## [WHAT IS REQUIRED]
The answer must consist of every line from the data that holds "Wave".

## [SOURCE MATERIAL]
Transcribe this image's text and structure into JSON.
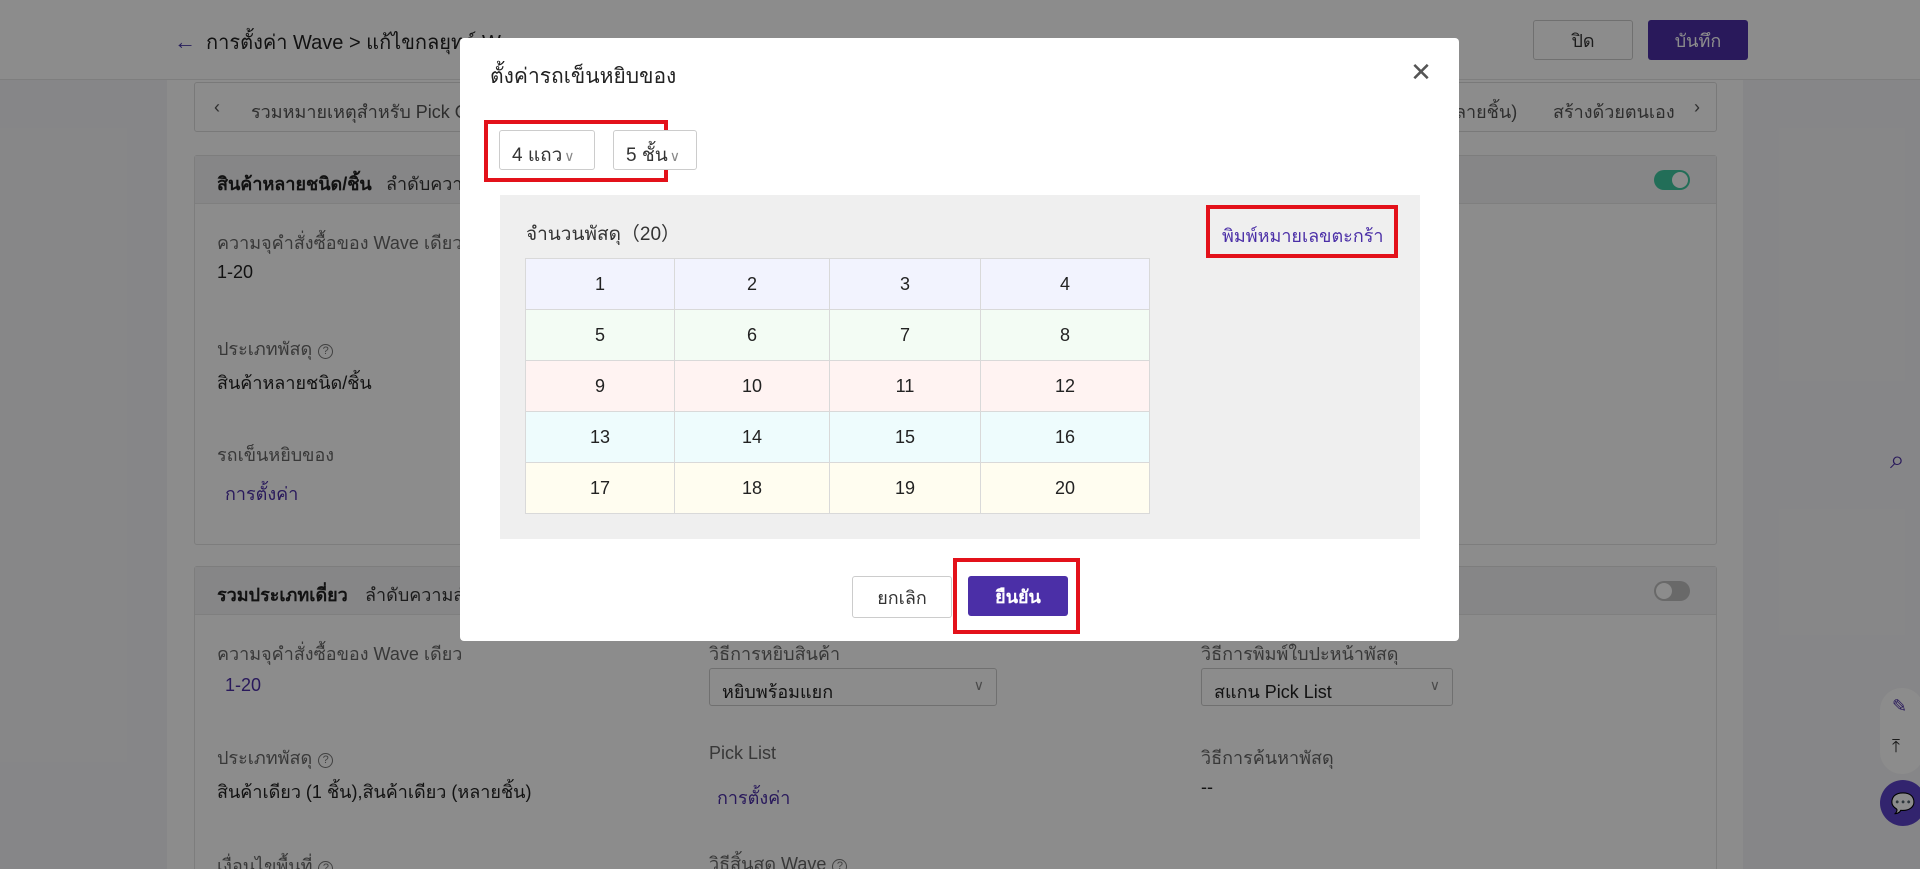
{
  "header": {
    "breadcrumb": "การตั้งค่า Wave > แก้ไขกลยุทธ์ Wave",
    "close_label": "ปิด",
    "save_label": "บันทึก"
  },
  "tabs": {
    "left_text": "รวมหมายเหตุสำหรับ Pick O",
    "right_text_1": "ลายชิ้น)",
    "right_text_2": "สร้างด้วยตนเอง"
  },
  "card1": {
    "title": "สินค้าหลายชนิด/ชิ้น",
    "subtitle": "ลำดับความ",
    "toggle_on": true,
    "capacity_label": "ความจุคำสั่งซื้อของ Wave เดียว",
    "capacity_value": "1-20",
    "parcel_type_label": "ประเภทพัสดุ",
    "parcel_type_value": "สินค้าหลายชนิด/ชิ้น",
    "cart_label": "รถเข็นหยิบของ",
    "cart_link": "การตั้งค่า"
  },
  "card2": {
    "title": "รวมประเภทเดี่ยว",
    "subtitle": "ลำดับความสำ",
    "toggle_on": false,
    "capacity_label": "ความจุคำสั่งซื้อของ Wave เดียว",
    "capacity_value": "1-20",
    "pick_method_label": "วิธีการหยิบสินค้า",
    "pick_method_value": "หยิบพร้อมแยก",
    "print_method_label": "วิธีการพิมพ์ใบปะหน้าพัสดุ",
    "print_method_value": "สแกน Pick List",
    "parcel_type_label": "ประเภทพัสดุ",
    "parcel_type_value": "สินค้าเดียว (1 ชิ้น),สินค้าเดียว (หลายชิ้น)",
    "pick_list_label": "Pick List",
    "pick_list_link": "การตั้งค่า",
    "search_method_label": "วิธีการค้นหาพัสดุ",
    "search_method_value": "--",
    "area_label": "เงื่อนไขพื้นที่",
    "wave_end_label": "วิธีสิ้นสุด Wave"
  },
  "modal": {
    "title": "ตั้งค่ารถเข็นหยิบของ",
    "rows_select": "4 แถว",
    "layers_select": "5 ชั้น",
    "parcel_count_label": "จำนวนพัสดุ（20）",
    "print_basket_link": "พิมพ์หมายเลขตะกร้า",
    "grid": [
      [
        "1",
        "2",
        "3",
        "4"
      ],
      [
        "5",
        "6",
        "7",
        "8"
      ],
      [
        "9",
        "10",
        "11",
        "12"
      ],
      [
        "13",
        "14",
        "15",
        "16"
      ],
      [
        "17",
        "18",
        "19",
        "20"
      ]
    ],
    "row_colors": [
      "#f2f3fe",
      "#f3fcf4",
      "#fff3f2",
      "#eefcfd",
      "#fffdf0"
    ],
    "cancel_label": "ยกเลิก",
    "confirm_label": "ยืนยัน"
  },
  "colors": {
    "accent": "#4b2fa7",
    "highlight": "#e3111a",
    "toggle_on": "#3ec9a0",
    "toggle_off": "#bfbfbf"
  }
}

## [RESPONSE BOX]
    "breadcrumb": "การตั้งค่า Wave > แก้ไขกลยุทธ์ Wave",
    "capacity_label": "ความจุคำสั่งซื้อของ Wave เดียว",
    "capacity_label": "ความจุคำสั่งซื้อของ Wave เดียว",
    "wave_end_label": "วิธีสิ้นสุด Wave"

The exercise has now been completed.